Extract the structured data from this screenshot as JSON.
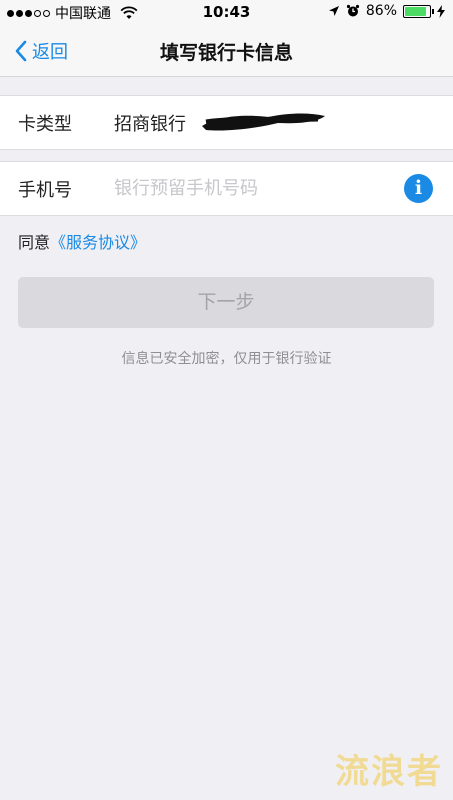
{
  "status_bar": {
    "carrier": "中国联通",
    "time": "10:43",
    "battery_percent": "86%",
    "battery_level": 0.86,
    "signal_bars_filled": 3,
    "signal_bars_total": 5
  },
  "nav": {
    "back_label": "返回",
    "title": "填写银行卡信息"
  },
  "form": {
    "card_type_label": "卡类型",
    "card_type_value": "招商银行",
    "phone_label": "手机号",
    "phone_value": "",
    "phone_placeholder": "银行预留手机号码",
    "info_icon": "i"
  },
  "agreement": {
    "prefix": "同意",
    "link": "《服务协议》"
  },
  "next_button": "下一步",
  "security_hint": "信息已安全加密，仅用于银行验证",
  "watermark": "流浪者",
  "colors": {
    "accent": "#1a8ae5",
    "background": "#efeff4",
    "battery": "#4cd964",
    "button_disabled": "#dadade"
  },
  "icons": [
    "wifi-icon",
    "location-arrow-icon",
    "alarm-clock-icon",
    "battery-icon",
    "charging-icon",
    "chevron-left-icon",
    "info-icon"
  ]
}
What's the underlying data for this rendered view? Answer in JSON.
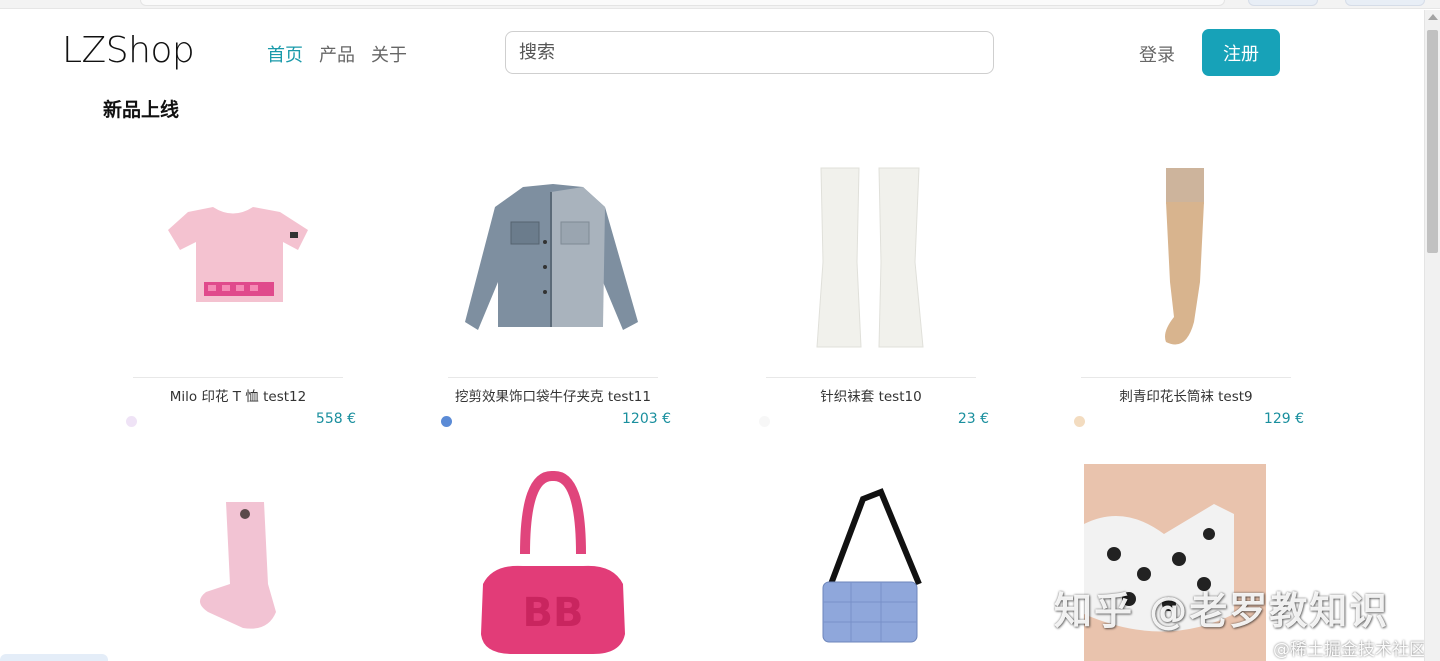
{
  "brand": {
    "logo": "LZShop"
  },
  "nav": {
    "links": [
      "首页",
      "产品",
      "关于"
    ],
    "active_index": 0
  },
  "search": {
    "placeholder": "搜索"
  },
  "auth": {
    "login": "登录",
    "register": "注册"
  },
  "section": {
    "title": "新品上线"
  },
  "products": [
    {
      "name": "Milo 印花 T 恤 test12",
      "price": "558 €",
      "color": "#efe3f6",
      "icon": "pink-tshirt-image"
    },
    {
      "name": "挖剪效果饰口袋牛仔夹克 test11",
      "price": "1203 €",
      "color": "#5b8bd6",
      "icon": "denim-jacket-image"
    },
    {
      "name": "针织袜套 test10",
      "price": "23 €",
      "color": "#f7f7f7",
      "icon": "knit-leg-warmers-image"
    },
    {
      "name": "刺青印花长筒袜 test9",
      "price": "129 €",
      "color": "#f3dcc0",
      "icon": "stocking-image"
    },
    {
      "name": "",
      "price": "",
      "color": "",
      "icon": "pink-sock-image"
    },
    {
      "name": "",
      "price": "",
      "color": "",
      "icon": "pink-bag-image"
    },
    {
      "name": "",
      "price": "",
      "color": "",
      "icon": "blue-crossbody-bag-image"
    },
    {
      "name": "",
      "price": "",
      "color": "",
      "icon": "printed-crop-top-image"
    }
  ],
  "watermark": {
    "main": "知乎 @老罗教知识",
    "sub": "@稀土掘金技术社区"
  },
  "colors": {
    "accent": "#17a2b8",
    "price": "#1a8f9e"
  }
}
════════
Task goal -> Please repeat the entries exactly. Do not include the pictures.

Written response ->
Extract the structured data from this screenshot as JSON.
{
  "status_bar": {
    "carrier": "中国联通",
    "time": "10:43",
    "battery_percent": "86%",
    "battery_level": 0.86,
    "signal_bars_filled": 3,
    "signal_bars_total": 5
  },
  "nav": {
    "back_label": "返回",
    "title": "填写银行卡信息"
  },
  "form": {
    "card_type_label": "卡类型",
    "card_type_value": "招商银行",
    "phone_label": "手机号",
    "phone_value": "",
    "phone_placeholder": "银行预留手机号码",
    "info_icon": "i"
  },
  "agreement": {
    "prefix": "同意",
    "link": "《服务协议》"
  },
  "next_button": "下一步",
  "security_hint": "信息已安全加密，仅用于银行验证",
  "watermark": "流浪者",
  "colors": {
    "accent": "#1a8ae5",
    "background": "#efeff4",
    "battery": "#4cd964",
    "button_disabled": "#dadade"
  },
  "icons": [
    "wifi-icon",
    "location-arrow-icon",
    "alarm-clock-icon",
    "battery-icon",
    "charging-icon",
    "chevron-left-icon",
    "info-icon"
  ]
}
What's the underlying data for this rendered view? Answer in JSON.
{
  "brand": {
    "logo": "LZShop"
  },
  "nav": {
    "links": [
      "首页",
      "产品",
      "关于"
    ],
    "active_index": 0
  },
  "search": {
    "placeholder": "搜索"
  },
  "auth": {
    "login": "登录",
    "register": "注册"
  },
  "section": {
    "title": "新品上线"
  },
  "products": [
    {
      "name": "Milo 印花 T 恤 test12",
      "price": "558 €",
      "color": "#efe3f6",
      "icon": "pink-tshirt-image"
    },
    {
      "name": "挖剪效果饰口袋牛仔夹克 test11",
      "price": "1203 €",
      "color": "#5b8bd6",
      "icon": "denim-jacket-image"
    },
    {
      "name": "针织袜套 test10",
      "price": "23 €",
      "color": "#f7f7f7",
      "icon": "knit-leg-warmers-image"
    },
    {
      "name": "刺青印花长筒袜 test9",
      "price": "129 €",
      "color": "#f3dcc0",
      "icon": "stocking-image"
    },
    {
      "name": "",
      "price": "",
      "color": "",
      "icon": "pink-sock-image"
    },
    {
      "name": "",
      "price": "",
      "color": "",
      "icon": "pink-bag-image"
    },
    {
      "name": "",
      "price": "",
      "color": "",
      "icon": "blue-crossbody-bag-image"
    },
    {
      "name": "",
      "price": "",
      "color": "",
      "icon": "printed-crop-top-image"
    }
  ],
  "watermark": {
    "main": "知乎 @老罗教知识",
    "sub": "@稀土掘金技术社区"
  },
  "colors": {
    "accent": "#17a2b8",
    "price": "#1a8f9e"
  }
}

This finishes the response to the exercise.